[Opening Data for this task section]

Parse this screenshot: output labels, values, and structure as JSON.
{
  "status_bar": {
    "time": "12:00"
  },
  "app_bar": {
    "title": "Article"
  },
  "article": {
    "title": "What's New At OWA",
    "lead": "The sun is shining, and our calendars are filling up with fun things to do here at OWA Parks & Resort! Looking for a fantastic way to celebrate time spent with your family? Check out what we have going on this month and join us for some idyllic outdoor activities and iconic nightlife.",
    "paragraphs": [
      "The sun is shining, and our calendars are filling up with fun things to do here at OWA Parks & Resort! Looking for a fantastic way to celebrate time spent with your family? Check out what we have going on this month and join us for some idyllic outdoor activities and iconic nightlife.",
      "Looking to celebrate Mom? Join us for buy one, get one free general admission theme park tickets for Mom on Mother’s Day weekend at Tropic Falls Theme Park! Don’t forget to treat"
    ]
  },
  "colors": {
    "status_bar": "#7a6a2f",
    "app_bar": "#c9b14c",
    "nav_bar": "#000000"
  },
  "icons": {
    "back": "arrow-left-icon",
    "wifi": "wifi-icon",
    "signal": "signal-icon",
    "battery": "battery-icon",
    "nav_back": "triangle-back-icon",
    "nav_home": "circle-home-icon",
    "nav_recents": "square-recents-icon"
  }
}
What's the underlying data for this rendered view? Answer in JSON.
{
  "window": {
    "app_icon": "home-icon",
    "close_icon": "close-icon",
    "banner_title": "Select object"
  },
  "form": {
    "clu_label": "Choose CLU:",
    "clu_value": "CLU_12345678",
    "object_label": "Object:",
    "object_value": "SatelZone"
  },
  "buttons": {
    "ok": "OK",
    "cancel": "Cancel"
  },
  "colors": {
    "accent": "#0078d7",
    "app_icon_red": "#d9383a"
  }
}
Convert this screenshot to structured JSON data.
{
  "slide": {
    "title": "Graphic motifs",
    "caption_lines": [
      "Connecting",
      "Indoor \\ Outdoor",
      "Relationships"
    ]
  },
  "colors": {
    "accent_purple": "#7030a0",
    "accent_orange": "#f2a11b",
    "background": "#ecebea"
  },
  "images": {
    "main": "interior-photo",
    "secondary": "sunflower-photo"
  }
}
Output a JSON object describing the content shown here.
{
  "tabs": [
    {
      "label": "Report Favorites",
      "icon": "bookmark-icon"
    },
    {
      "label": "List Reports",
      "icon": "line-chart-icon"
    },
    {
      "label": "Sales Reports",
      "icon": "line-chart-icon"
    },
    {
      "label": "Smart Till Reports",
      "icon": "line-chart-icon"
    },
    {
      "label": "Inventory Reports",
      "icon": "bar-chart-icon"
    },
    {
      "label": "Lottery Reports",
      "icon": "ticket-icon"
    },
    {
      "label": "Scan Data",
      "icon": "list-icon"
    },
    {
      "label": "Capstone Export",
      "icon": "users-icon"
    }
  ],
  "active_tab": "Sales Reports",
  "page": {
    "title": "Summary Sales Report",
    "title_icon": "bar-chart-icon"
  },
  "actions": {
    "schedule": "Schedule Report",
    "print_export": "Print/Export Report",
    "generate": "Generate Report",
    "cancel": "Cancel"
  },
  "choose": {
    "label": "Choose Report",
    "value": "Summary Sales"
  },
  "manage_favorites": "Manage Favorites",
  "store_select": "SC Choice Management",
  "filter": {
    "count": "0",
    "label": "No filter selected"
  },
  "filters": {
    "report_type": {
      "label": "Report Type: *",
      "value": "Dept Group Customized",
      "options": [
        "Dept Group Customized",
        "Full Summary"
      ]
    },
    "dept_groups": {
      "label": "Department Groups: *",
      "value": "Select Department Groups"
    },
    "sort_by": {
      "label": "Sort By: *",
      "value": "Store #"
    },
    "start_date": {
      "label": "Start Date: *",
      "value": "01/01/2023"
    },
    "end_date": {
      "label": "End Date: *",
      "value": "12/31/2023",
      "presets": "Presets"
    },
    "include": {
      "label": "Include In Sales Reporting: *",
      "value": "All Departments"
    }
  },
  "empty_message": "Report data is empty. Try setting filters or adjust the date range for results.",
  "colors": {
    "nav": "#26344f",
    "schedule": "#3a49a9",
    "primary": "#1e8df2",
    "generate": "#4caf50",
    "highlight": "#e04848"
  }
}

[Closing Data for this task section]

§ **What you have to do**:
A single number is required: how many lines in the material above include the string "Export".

§ **Answer to this task**:
2